Comfort Layers of Mattress

Layered mattresses provide pressure alleviation and support. Most mattresses include comfort, transitional, and support layers. Each component impacts a mattress’s comfort. Top comfort layers are 1 to 4 inches thick. Some designs feature just one comfort layer, while others have numerous. Comfort systems are multilayer designs. Comfort layers are meant to cushion the body and ease stress. Material quality affects noise, temperature regulation, and motion isolation. We compare comfort layer materials and layouts to help you select the finest mattress with no fiberglass.

Mattress Construction:

Mattresses are often layered. Most use layers for effects. Top comfort layers and a support core make up a mattress. A transitional layer is typically employed between the softer comfort system and the denser support core.


The uppermost mattress layers are comfort layers. Firm models feature 1- to 2-inch comfort systems. Plusher mattresses employ thicker materials or extra layers to generate a 4-inch height. These layers are meant to optimize comfort, thus their name. Memory foam, polyfoam, and latex relieve pressure points. These layers cushion a sleeper from the strong support core, which would be unpleasant. Comfort layers contour the body to relieve stress, but they must also be sensitive to prevent sinking.

Transitional Layers

Transitional layers combine comfort and support features. They provide mild to moderate contouring and a barrier between you and the core. Transitional layers decrease sagging using latex and polyfoam. Some have a zoned arrangement to encourage healthy spinal alignment in particular places. 1 to 3 inches thick is transitional layers.

Support Core

A support core stabilizes the mattress and helps the higher layers perform. This bed section employs steel coils and high-density polyfoam for durability. Most mattress support cores are between 6 and 10 inches thick. Sometimes the perimeter is strengthened to make getting in and out of bed simpler.

Flippable Mattresses?

Flippable mattresses aren’t standard. A single support core links two independent comfort systems so that you may sleep on either side of the mattress. Some types have two firmness settings for flexibility. Sleeping on alternate sides may help improve your mattress’ lifetime by preventing deep surface imprints from developing.

Why Are Mattress Comfort Layers Important?

Comfort systems differ by brand and model, but they all aim to improve sleep. Material quality affects contouring, pressure alleviation, and motion isolation. These and other factors affect sleep comfort.

For Pressure Relief

Poor spinal alignment may cause uncomfortable pressure accumulation and disrupt sleep. Softer comfort layers contour the body and alleviate hip, shoulder, and spine discomfort. Firmer comfort layers reduce strain by appropriately distributing body weight.

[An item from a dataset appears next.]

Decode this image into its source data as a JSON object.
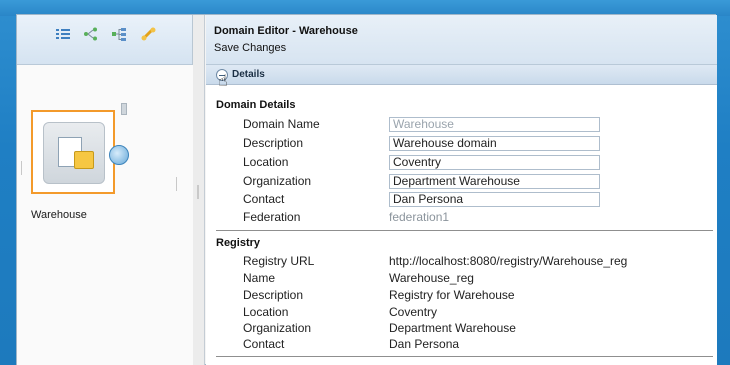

Polyfoam encompasses polyurethane foams. The petrochemical-derived synthetic substance comes in variable densities so mattresses may use it in several ways. Comfort systems used polyfoam until recently. More mattresses include memory foam, latex, and other elements. Polyfoam is a common comfort layer. Uniform or complex polyfoam comfort layers are typical. Smooth uniform variations are good for quilting and upholstery layering.

Memory Foam

The heat-sensitive foam molds to your body while you sleep. Memory foam has great elasticity, so it slowly returns to form when pressure is released. Memory foam layers “remember” your body’s imprint. Memory foam’s better cradling and durability make it popular in luxury mattresses. Some sleepers prefer comfort layers with less sinkage over the body embrace. Memory foam traps heat, although newer models include cooling elements like gel infusions or open-cell designs.